S4M-11763.3 Margaret Burgess: Private Sector Rent Reform—As an amendment to motion S4M-11763 in the
>> Show more
NoCarried

Search for other Motions lodged by Jackie Baillie
EventIdTypeSub TypeMSP NameParty NameConstituencyRegionTitleItemTextFormattedAnswer DateAnswerStatusIdExpectedAnswerDateAnsweredByMspApprovedDateSubmissionDateMeetingDateProductionStatusIdRecordStatusIdStatus DateOnBehalfOfConsideredForMembersBusinessCrossPartySupportRegisteredInterestSupportCountSupportDateIsEventLinkCurrentMinister
Motion S4M-11941: Jackie Baillie, Dumbarton, Scottish Labour, Date Lodged: 18/12/2014 Show Full Motion >>
Motion S4M-11911: Jackie Baillie, Dumbarton, Scottish Labour, Date Lodged: 16/12/2014 Show Full Motion >>
Motion S4M-11854: Jackie Baillie, Dumbarton, Scottish Labour, Date Lodged: 10/12/2014 Show Full Motion >>
Motion S4M-11813: Jackie Baillie, Dumbarton, Scottish Labour, Date Lodged: 04/12/2014 Show Full Motion >>
Motion S4M-11743: Jackie Baillie, Dumbarton, Scottish Labour, Date Lodged: 27/11/2014 Show Full Motion >>
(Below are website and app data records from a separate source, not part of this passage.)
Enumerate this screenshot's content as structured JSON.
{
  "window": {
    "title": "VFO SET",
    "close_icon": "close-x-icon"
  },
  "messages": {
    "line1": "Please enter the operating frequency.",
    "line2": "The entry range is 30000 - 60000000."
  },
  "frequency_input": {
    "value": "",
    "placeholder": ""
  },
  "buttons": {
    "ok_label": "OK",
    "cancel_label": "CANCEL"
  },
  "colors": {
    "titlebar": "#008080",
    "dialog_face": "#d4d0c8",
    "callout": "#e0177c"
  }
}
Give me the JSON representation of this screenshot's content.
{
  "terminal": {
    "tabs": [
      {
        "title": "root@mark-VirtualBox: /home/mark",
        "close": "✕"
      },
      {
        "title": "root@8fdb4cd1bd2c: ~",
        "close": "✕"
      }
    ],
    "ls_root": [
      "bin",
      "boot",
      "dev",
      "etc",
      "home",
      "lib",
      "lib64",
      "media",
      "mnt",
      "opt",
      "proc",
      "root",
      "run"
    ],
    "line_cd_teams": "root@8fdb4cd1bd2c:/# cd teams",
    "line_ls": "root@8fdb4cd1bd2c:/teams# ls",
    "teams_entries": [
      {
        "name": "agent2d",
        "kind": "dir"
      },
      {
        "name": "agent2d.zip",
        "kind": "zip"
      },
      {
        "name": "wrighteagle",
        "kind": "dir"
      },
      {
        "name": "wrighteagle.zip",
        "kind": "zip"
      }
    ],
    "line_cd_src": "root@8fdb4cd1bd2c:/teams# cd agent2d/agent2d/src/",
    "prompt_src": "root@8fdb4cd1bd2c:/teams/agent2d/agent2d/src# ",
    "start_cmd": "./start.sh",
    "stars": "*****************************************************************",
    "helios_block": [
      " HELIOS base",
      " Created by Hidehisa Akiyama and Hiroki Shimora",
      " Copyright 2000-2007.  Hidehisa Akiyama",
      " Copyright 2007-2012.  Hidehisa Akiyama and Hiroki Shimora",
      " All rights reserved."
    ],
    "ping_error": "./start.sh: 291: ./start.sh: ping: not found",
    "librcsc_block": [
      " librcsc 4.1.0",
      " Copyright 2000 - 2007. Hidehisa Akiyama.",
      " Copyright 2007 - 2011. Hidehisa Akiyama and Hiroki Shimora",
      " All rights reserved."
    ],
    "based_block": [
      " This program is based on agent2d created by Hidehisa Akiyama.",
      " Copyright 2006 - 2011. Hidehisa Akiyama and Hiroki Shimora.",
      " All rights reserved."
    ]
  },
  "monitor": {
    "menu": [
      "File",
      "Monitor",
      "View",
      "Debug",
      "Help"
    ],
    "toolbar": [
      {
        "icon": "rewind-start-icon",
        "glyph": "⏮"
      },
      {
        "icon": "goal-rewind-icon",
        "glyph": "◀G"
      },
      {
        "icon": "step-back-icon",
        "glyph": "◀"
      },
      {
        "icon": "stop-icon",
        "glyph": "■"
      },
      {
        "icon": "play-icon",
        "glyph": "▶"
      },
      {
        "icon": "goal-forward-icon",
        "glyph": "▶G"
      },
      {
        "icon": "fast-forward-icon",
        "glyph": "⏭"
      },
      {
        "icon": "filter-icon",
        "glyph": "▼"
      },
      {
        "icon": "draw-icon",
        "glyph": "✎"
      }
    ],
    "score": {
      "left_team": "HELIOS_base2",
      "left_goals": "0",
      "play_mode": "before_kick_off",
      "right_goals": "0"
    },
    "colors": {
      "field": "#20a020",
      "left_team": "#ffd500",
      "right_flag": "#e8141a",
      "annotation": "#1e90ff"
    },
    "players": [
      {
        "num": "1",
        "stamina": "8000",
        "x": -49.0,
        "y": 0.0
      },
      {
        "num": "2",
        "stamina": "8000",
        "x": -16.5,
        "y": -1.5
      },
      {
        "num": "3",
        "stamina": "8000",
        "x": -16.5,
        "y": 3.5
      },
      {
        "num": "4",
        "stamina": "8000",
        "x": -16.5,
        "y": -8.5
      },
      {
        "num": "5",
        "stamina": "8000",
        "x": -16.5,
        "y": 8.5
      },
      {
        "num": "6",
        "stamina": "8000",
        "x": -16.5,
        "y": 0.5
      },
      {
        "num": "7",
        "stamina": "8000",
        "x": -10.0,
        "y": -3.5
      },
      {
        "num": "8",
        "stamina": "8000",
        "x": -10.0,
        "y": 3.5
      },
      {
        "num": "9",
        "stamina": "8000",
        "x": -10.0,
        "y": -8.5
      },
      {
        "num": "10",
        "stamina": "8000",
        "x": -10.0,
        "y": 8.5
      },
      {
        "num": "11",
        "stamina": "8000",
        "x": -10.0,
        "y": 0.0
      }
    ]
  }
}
Motion S4M-11742: Jackie Baillie, Dumbarton, Scottish Labour, Date Lodged: 27/11/2014 Show Full Motion >>
Motion S4M-11729: Jackie Baillie, Dumbarton, Scottish Labour, Date Lodged: 27/11/2014 Show Full Motion >>
Motion S4M-11714: Jackie Baillie, Dumbarton, Scottish Labour, Date Lodged: 26/11/2014 Show Full Motion >>
Motion S4M-11640: Jackie Baillie, Dumbarton, Scottish Labour, Date Lodged: 20/11/2014 Show Full Motion >>
Motion S4M-11639: Jackie Baillie, Dumbarton, Scottish Labour, Date Lodged: 20/11/2014 Show Full Motion >>
Search for other Questions asked by Jackie Baillie
EventIdTypeSub TypeMSP NameParty NameConstituencyRegionTitleItemTextFormattedAnswer DateAnswerStatusIdExpectedAnswerDateAnsweredByMspApprovedDateSubmissionDateMeetingDateProductionStatusIdRecordStatusIdStatus DateOnBehalfOfConsideredForMembersBusinessCrossPartySupportRegisteredInterestSupportCountSupportDateIsEventLinkCurrentMinister
Question S4W-23724: Jackie Baillie, Dumbarton, Scottish Labour, Date Lodged: 17/12/2014 Show Full Question >>
Question S4W-23705: Jackie Baillie, Dumbarton, Scottish Labour, Date Lodged: 16/12/2014 Show Full Question >>
Question S4W-23706: Jackie Baillie, Dumbarton, Scottish Labour, Date Lodged: 16/12/2014 Show Full Question >>
Question S4W-23699: Jackie Baillie, Dumbarton, Scottish Labour, Date Lodged: 16/12/2014 Show Full Question >>
Question S4W-23697: Jackie Baillie, Dumbarton, Scottish Labour, Date Lodged: 16/12/2014 Show Full Question >>
Question S4W-23698: Jackie Baillie, Dumbarton, Scottish Labour, Date Lodged: 16/12/2014 Show Full Question >>
Question S4W-23693: Jackie Baillie, Dumbarton, Scottish Labour, Date Lodged: 15/12/2014 Show Full Question >>
Question S4W-23692: Jackie Baillie, Dumbarton, Scottish Labour, Date Lodged: 15/12/2014 Show Full Question >>
Question S4W-23691: Jackie Baillie, Dumbarton, Scottish Labour, Date Lodged: 15/12/2014 Show Full Question >>
Question S4W-23694: Jackie Baillie, Dumbarton, Scottish Labour, Date Lodged: 15/12/2014 Show Full Question >>